Robert Axelrod, professor of political science and public policy at U-M's Ford School, and Rumen Iliev, postdoctoral research fellow at the school, created the model to help develop a basis for understanding the strategic implications of cyber technology.
Focusing on the timing of cyber conflict, their model analyzes when an attacker is most motivated to exploit vulnerabilities in a target's computer system for espionage or disruption.
"One of our major contributions is to develop some concepts to deal with this new realm of cyber conflict," Axelrod said. "It took 15 years in the nuclear world for people to understand the implications of nuclear technology. It is our hope that it won't take that long to understand the strategic capabilities of cyber technology."
They developed two concepts. One is stealth, which is the ability of a resource to exploit a vulnerability in a target's computer system to stay undiscovered if it is used. The other is persistence, which is to keep the vulnerability undiscovered if it isn't used.
"A good resource should have both stealth and persistence," Iliev said. "The less persistent a resource is, the sooner (it should be used) lest the vulnerability is fixed before (there's) a chance to exploit it."
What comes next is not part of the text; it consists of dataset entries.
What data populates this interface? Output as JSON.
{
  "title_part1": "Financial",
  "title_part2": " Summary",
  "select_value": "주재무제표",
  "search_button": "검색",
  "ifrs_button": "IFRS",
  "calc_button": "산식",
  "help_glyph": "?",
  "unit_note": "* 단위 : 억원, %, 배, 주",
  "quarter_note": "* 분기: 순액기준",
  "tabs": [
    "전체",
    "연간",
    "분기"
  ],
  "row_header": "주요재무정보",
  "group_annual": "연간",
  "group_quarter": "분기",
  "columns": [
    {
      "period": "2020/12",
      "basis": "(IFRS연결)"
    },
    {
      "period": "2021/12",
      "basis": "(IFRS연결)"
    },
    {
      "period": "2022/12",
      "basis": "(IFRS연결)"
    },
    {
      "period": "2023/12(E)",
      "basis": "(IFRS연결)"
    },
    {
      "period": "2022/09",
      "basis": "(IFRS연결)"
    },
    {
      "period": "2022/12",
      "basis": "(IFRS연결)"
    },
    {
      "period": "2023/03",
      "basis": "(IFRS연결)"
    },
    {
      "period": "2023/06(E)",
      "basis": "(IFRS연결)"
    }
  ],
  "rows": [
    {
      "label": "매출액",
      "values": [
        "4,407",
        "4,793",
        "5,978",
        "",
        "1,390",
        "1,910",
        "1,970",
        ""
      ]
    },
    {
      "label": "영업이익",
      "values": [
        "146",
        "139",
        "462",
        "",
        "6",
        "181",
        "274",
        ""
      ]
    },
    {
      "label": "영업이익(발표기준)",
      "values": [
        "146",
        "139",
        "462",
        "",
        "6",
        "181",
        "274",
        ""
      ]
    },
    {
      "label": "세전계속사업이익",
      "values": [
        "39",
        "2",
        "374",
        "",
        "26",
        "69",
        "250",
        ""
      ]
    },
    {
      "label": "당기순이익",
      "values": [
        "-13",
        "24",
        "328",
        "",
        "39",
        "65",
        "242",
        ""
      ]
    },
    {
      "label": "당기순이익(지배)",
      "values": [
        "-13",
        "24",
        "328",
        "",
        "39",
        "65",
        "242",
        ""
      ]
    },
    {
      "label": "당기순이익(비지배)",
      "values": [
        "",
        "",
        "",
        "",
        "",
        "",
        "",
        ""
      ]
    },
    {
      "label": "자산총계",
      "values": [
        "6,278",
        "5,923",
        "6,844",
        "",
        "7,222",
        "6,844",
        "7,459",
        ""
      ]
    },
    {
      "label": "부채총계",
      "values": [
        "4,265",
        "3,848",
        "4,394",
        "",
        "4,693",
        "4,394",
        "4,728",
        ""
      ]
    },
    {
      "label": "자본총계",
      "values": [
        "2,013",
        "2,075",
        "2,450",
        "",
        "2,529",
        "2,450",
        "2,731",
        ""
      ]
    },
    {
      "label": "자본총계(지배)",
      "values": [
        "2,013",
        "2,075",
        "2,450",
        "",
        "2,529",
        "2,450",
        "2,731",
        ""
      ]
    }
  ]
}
They illustrate their model using four case studies, including the Stuxnet attack on Iran's nuclear program and the Iranian cyber attack on the energy firm Saudi Aramco.
"We also hope this will encourage other efforts to study these things in a rigorous way," Axelrod said. "There's a lot of discussion about cyber problems, but it's so new that the language isn't established. People use the word attack to mean anything from stealing a credit card number to sabotage of an industrial system."
Their research appears in the Proceedings of the National Academy of Sciences.
- Robert Axelrod: http://fordschool.umich.edu/faculty/Robert_Axelrod
- Rumen Iliev: http://fordschool.umich.edu/faculty/Rumen_Iliev